How can you work successfully (and profitably) as an artist in a crowded, over-saturated market? You have to make your work and your brand stand out by creating your art from a deeply authentic place that is only YOU and yours alone. In other words, you must define your STYLE. By standing out uniquely, you can attract the kind of client who is willing to compensate you appropriately for what you bring to the table.

Join master business and photography educator, Julia Kelleher, for a class on finding, defining and applying your style to your work and your brand.

In this class you’ll discover how to:

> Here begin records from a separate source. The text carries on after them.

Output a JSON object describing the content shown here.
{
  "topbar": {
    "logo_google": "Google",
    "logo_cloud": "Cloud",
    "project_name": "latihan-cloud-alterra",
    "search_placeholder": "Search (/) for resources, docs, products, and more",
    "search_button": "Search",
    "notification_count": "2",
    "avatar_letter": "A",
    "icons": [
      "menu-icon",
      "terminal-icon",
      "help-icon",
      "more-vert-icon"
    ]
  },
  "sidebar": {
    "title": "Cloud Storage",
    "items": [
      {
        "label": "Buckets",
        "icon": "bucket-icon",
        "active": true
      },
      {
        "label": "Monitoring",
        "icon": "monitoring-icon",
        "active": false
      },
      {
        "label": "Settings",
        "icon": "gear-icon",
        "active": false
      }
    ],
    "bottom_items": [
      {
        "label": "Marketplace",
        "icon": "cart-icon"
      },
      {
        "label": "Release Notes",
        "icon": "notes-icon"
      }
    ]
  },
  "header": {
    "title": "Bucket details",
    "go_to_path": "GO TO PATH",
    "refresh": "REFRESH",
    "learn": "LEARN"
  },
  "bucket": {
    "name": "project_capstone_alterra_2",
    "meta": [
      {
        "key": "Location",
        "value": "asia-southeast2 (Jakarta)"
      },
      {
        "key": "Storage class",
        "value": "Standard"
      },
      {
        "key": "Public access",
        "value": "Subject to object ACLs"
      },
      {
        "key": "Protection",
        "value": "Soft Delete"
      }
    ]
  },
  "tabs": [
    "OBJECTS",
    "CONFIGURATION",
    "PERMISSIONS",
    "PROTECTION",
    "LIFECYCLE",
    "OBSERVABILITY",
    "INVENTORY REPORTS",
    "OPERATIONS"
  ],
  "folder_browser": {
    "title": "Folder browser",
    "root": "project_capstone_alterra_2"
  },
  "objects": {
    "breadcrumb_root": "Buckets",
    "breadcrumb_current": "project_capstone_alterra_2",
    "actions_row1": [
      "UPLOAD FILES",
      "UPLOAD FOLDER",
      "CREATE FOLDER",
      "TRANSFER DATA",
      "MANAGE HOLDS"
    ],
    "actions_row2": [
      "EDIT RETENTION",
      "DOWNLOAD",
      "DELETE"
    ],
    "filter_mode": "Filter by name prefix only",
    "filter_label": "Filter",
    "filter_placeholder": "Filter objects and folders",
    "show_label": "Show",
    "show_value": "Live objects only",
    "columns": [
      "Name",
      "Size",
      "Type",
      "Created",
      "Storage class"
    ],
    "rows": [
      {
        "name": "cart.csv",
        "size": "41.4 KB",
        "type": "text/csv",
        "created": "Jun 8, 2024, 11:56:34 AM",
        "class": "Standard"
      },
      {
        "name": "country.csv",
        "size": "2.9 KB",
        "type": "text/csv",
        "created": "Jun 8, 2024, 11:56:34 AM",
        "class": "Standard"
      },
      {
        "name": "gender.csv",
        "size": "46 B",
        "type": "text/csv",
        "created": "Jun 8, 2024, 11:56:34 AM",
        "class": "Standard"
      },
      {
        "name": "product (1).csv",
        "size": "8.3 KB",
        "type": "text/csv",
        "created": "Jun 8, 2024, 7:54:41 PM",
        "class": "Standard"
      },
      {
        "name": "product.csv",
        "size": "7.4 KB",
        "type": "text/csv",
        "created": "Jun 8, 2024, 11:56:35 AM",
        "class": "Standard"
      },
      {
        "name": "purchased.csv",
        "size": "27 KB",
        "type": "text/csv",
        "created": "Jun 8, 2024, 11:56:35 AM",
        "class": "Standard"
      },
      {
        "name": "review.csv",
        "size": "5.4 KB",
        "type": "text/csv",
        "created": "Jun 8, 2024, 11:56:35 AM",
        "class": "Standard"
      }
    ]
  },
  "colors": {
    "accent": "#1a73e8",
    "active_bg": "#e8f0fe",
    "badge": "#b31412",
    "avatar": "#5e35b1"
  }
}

  • Identify your style as an artist intentionally rather than by accident
  • Incorporate your style into your brand
  • Use your style to help gain financial benefits
Learn how an undeviating style can bring in your ideal client, make you stand out in a crowd, command top dollar and keep your competition at arms length.

 
 
 
 

Reviews

  • Wow wow wow, as an artist on a beginner's stage this was an amazing presentation. Julia is a pro on teaching the psychology of the artist within ourselves. I will follow her from now on and start putting in practice her step by step techniques on finding my style as an artist. Thank you Creativelive and Thank You Julia, you are amazing
  • This course is amazeballs. Love love love love love love love. Just buy it. :)
  • Wow - this may be my favorite Julia Kelleher class (and I own several). So much of what she talks about hits home with me, really speaking to where I am at in my photography journey and the struggles I grapple with every day. Lots of hard truths - the kind that remind us as to the necessity of good old fashioned hard work (really, really hard work) - the need to be truly technically proficient - the need to experiment - the need to practice every single day - repetition ("wash, rinse, repeat!") - and the need to continue learning all the time. I also really appreciate the fact that Julia touches on the PPA (Professional Photographer's of America) CPP (Certified Professional Photographer) process a bit. I just took my CPP exam and will be working my way through the image submission phase of the CPP process over the course of the next year; so it was nice to hear Julia's thoughts and experience in her own CPP journey. I NEEDED this course. Julia and Creative Live - thank you for bringing this to us. And Julia, thank you for diving deep into the hard realities that we need to hear and know in order to truly grow and evolve artistically and professionally.